The 70s is also when it was realized that physical reality could check the continuance of profit-maximization. This spelt doom for the Club of Rome, which reiterating the Malthusian nightmare blaming population growth – a thesis laid out in their 1972 report “The Limits to Growth”, and reformulated multiply since then, notably by Henry Kissinger in 1974,[4] or in the Global 2000 Report commissioned by President Carter in 1980. Because this thesis takes the profit-maximization perspective as given – as natural “as nature” –, its unstated aim is its continuance. Hence it can only blame the poor outside this perspective, thus nothing a hindrance, while glossing over the fact that the acceleration of depletion is due to the over-consumption and pollution inevitable within such a perspective, an over-consumption which increases with wealth. Indeed, by keeping to the profit path, a stage must inevitably be reached where resources are squeezed to their limits since this path requires constant growth and always more energy. The problem is we cannot increase the amount of matter available on our planet. This is one of the constraints of the reality we are part of and which we cannot alter. We cannot produce matter from nothing, we can only transform matter. And compared to human timescales, matter is produced at a very slow rate by the biosphere from the energy it gets from the sun. If we consume matter at a quicker rate than this natural rate of production, namely retransform it into unusable diffused energy too rapidly, we invariably deplete the available material resources. Besides, if there be an unsustainable population growth, it is due to the impossibility of resolving the questions of poverty and education within the profit perspective. In a different economic system, population size can remain stable at a congenial level without any coercive measures, as was the case in India until the colonial period; declines due to famine and disasters were localized and punctual, and there is an absence of unsustainable increases.[5]

Now, within a context of resource depletion, to keep the profit perspective unrolling, controlling them becomes essential, and thus wars, thereby further boosting profits of the armament industry, which resulted in the imposition of an oil embargo by producing countries in 1973. This in turn contributed to the first major postwar recession, thereby deepening a social discontent that cannot be avoided within such a perspective. Its natural course towards abstraction from ever shrinking material resources was early reflected in a debt driven monetary system, namely one where banks create new money out of nothing whenever a loan is made, but no new money is created for the interest payment.
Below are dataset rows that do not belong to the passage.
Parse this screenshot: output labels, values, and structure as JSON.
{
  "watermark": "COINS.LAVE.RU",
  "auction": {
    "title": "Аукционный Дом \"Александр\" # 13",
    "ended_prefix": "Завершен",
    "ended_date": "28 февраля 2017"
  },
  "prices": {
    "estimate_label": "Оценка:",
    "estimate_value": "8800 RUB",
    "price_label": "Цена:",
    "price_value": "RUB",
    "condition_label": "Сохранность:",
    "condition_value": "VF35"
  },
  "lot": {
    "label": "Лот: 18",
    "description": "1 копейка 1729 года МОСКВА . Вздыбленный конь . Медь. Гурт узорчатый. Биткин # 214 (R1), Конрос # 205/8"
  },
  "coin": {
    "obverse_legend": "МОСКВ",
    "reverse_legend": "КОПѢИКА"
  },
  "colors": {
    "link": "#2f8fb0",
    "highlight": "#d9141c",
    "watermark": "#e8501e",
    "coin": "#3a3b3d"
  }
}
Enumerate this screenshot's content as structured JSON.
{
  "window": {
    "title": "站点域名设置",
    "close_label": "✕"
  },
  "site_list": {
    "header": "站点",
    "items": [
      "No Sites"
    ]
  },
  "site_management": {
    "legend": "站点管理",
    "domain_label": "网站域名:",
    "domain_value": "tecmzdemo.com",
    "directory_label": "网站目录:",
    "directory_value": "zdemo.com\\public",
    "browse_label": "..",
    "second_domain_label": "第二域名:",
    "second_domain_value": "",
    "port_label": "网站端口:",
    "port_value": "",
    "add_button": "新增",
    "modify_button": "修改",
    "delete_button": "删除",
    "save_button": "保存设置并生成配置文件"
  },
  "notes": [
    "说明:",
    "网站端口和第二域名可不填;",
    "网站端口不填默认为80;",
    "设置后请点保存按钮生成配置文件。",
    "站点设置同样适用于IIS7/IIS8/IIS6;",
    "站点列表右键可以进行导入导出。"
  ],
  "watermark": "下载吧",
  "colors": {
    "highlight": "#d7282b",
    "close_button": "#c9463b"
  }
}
In this system, paying interest amounts to “using someone else’s principal” as “there isn’t enough money to pay the interest on all the loans”, leading inevitably to an increasing accumulation of wealth in fewer and fewer hands.[6]

All in all, early rumblings of an approaching storm could be heard. In these circumstances, the Trilateral Commission was founded to notably counter President Nixon’s “strategies toward detente with the Soviet Union and closer relations with Red China”, which were felt to “severely weaken the Western alliance”.[7]

  1. https://www.bbc.com/news/magazine-13682082
  2. Goldwater, B. With No Apologies. New York: William Morrow. 1979.
  3. Crozier M. J., S. Huntington and P. J. Watanuki. Crisis of Democracy, Report on the governability of democracies to the trilateral commission. New York: New York University Press, 1975. p. 114.
  4. National Security Study Memorandum 200: Implications of Worldwide Population Growth for U.S. Security and Overseas Interests.
  5. Lal, D. The Hindu Equilibrium: India C. 1500 BC-2000 AD . Oxford: Oxford University Press. 2005.
  6. Lietaer, B. A. and J. Dunne. Rethinking money: How New Currencies Turn Scarcity into Prosperity. San Francisco: Berrett-Koehler Publishers. 2013.
  7. Eringer, R. The Global Manipulators. Bristol: Pentacle. 1980.